(Stored data)
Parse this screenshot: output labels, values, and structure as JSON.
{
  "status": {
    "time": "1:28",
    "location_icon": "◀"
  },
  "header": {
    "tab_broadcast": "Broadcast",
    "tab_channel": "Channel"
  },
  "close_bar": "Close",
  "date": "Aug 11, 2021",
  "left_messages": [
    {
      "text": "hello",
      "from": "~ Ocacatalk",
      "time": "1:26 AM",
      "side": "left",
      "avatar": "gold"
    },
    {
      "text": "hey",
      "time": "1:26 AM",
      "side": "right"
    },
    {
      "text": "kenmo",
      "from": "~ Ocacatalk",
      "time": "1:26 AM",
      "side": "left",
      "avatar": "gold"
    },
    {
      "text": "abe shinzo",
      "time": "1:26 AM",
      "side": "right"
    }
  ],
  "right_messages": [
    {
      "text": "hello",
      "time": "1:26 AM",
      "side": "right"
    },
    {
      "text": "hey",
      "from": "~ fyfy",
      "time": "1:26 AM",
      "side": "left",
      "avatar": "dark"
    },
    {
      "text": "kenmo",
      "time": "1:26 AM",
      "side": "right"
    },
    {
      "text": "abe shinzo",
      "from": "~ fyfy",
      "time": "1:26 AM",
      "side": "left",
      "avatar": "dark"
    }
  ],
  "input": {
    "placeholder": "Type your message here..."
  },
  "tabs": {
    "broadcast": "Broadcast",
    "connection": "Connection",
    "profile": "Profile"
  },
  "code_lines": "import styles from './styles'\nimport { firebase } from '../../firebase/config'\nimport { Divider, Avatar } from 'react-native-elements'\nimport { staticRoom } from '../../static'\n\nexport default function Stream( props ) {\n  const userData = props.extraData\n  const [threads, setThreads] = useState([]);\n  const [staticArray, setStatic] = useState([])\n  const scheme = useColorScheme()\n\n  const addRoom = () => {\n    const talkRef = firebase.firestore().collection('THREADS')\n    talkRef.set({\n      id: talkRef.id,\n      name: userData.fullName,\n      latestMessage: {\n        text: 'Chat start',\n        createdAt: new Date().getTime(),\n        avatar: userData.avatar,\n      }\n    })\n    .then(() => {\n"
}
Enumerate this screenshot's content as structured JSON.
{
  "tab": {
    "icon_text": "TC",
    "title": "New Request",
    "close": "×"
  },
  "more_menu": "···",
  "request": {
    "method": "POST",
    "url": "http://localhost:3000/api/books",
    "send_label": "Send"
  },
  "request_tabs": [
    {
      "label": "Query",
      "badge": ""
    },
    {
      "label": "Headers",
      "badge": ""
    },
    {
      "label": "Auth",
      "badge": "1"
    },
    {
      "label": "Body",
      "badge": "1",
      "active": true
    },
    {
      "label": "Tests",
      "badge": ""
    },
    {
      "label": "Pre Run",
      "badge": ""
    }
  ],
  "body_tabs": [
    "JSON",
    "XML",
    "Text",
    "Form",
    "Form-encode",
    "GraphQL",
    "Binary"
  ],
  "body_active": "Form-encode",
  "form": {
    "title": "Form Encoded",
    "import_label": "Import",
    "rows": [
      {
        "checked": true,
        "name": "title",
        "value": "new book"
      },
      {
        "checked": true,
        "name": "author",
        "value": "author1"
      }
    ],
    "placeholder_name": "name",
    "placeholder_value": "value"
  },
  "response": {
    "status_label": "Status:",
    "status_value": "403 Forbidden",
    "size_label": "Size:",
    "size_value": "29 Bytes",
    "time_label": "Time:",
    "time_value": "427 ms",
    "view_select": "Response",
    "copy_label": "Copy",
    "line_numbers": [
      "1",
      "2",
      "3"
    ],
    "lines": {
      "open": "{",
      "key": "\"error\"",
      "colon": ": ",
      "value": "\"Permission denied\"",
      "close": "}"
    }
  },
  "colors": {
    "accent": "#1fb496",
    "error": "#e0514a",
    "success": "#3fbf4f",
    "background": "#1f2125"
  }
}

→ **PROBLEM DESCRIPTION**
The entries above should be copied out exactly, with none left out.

→ **OUTPUT OF THE EXERCISE**
Parse this screenshot: output labels, values, and structure as JSON.
{
  "status": {
    "time": "1:28",
    "location_icon": "◀"
  },
  "header": {
    "tab_broadcast": "Broadcast",
    "tab_channel": "Channel"
  },
  "close_bar": "Close",
  "date": "Aug 11, 2021",
  "left_messages": [
    {
      "text": "hello",
      "from": "~ Ocacatalk",
      "time": "1:26 AM",
      "side": "left",
      "avatar": "gold"
    },
    {
      "text": "hey",
      "time": "1:26 AM",
      "side": "right"
    },
    {
      "text": "kenmo",
      "from": "~ Ocacatalk",
      "time": "1:26 AM",
      "side": "left",
      "avatar": "gold"
    },
    {
      "text": "abe shinzo",
      "time": "1:26 AM",
      "side": "right"
    }
  ],
  "right_messages": [
    {
      "text": "hello",
      "time": "1:26 AM",
      "side": "right"
    },
    {
      "text": "hey",
      "from": "~ fyfy",
      "time": "1:26 AM",
      "side": "left",
      "avatar": "dark"
    },
    {
      "text": "kenmo",
      "time": "1:26 AM",
      "side": "right"
    },
    {
      "text": "abe shinzo",
      "from": "~ fyfy",
      "time": "1:26 AM",
      "side": "left",
      "avatar": "dark"
    }
  ],
  "input": {
    "placeholder": "Type your message here..."
  },
  "tabs": {
    "broadcast": "Broadcast",
    "connection": "Connection",
    "profile": "Profile"
  },
  "code_lines": "import styles from './styles'\nimport { firebase } from '../../firebase/config'\nimport { Divider, Avatar } from 'react-native-elements'\nimport { staticRoom } from '../../static'\n\nexport default function Stream( props ) {\n  const userData = props.extraData\n  const [threads, setThreads] = useState([]);\n  const [staticArray, setStatic] = useState([])\n  const scheme = useColorScheme()\n\n  const addRoom = () => {\n    const talkRef = firebase.firestore().collection('THREADS')\n    talkRef.set({\n      id: talkRef.id,\n      name: userData.fullName,\n      latestMessage: {\n        text: 'Chat start',\n        createdAt: new Date().getTime(),\n        avatar: userData.avatar,\n      }\n    })\n    .then(() => {\n"
}
Enumerate this screenshot's content as structured JSON.
{
  "tab": {
    "icon_text": "TC",
    "title": "New Request",
    "close": "×"
  },
  "more_menu": "···",
  "request": {
    "method": "POST",
    "url": "http://localhost:3000/api/books",
    "send_label": "Send"
  },
  "request_tabs": [
    {
      "label": "Query",
      "badge": ""
    },
    {
      "label": "Headers",
      "badge": ""
    },
    {
      "label": "Auth",
      "badge": "1"
    },
    {
      "label": "Body",
      "badge": "1",
      "active": true
    },
    {
      "label": "Tests",
      "badge": ""
    },
    {
      "label": "Pre Run",
      "badge": ""
    }
  ],
  "body_tabs": [
    "JSON",
    "XML",
    "Text",
    "Form",
    "Form-encode",
    "GraphQL",
    "Binary"
  ],
  "body_active": "Form-encode",
  "form": {
    "title": "Form Encoded",
    "import_label": "Import",
    "rows": [
      {
        "checked": true,
        "name": "title",
        "value": "new book"
      },
      {
        "checked": true,
        "name": "author",
        "value": "author1"
      }
    ],
    "placeholder_name": "name",
    "placeholder_value": "value"
  },
  "response": {
    "status_label": "Status:",
    "status_value": "403 Forbidden",
    "size_label": "Size:",
    "size_value": "29 Bytes",
    "time_label": "Time:",
    "time_value": "427 ms",
    "view_select": "Response",
    "copy_label": "Copy",
    "line_numbers": [
      "1",
      "2",
      "3"
    ],
    "lines": {
      "open": "{",
      "key": "\"error\"",
      "colon": ": ",
      "value": "\"Permission denied\"",
      "close": "}"
    }
  },
  "colors": {
    "accent": "#1fb496",
    "error": "#e0514a",
    "success": "#3fbf4f",
    "background": "#1f2125"
  }
}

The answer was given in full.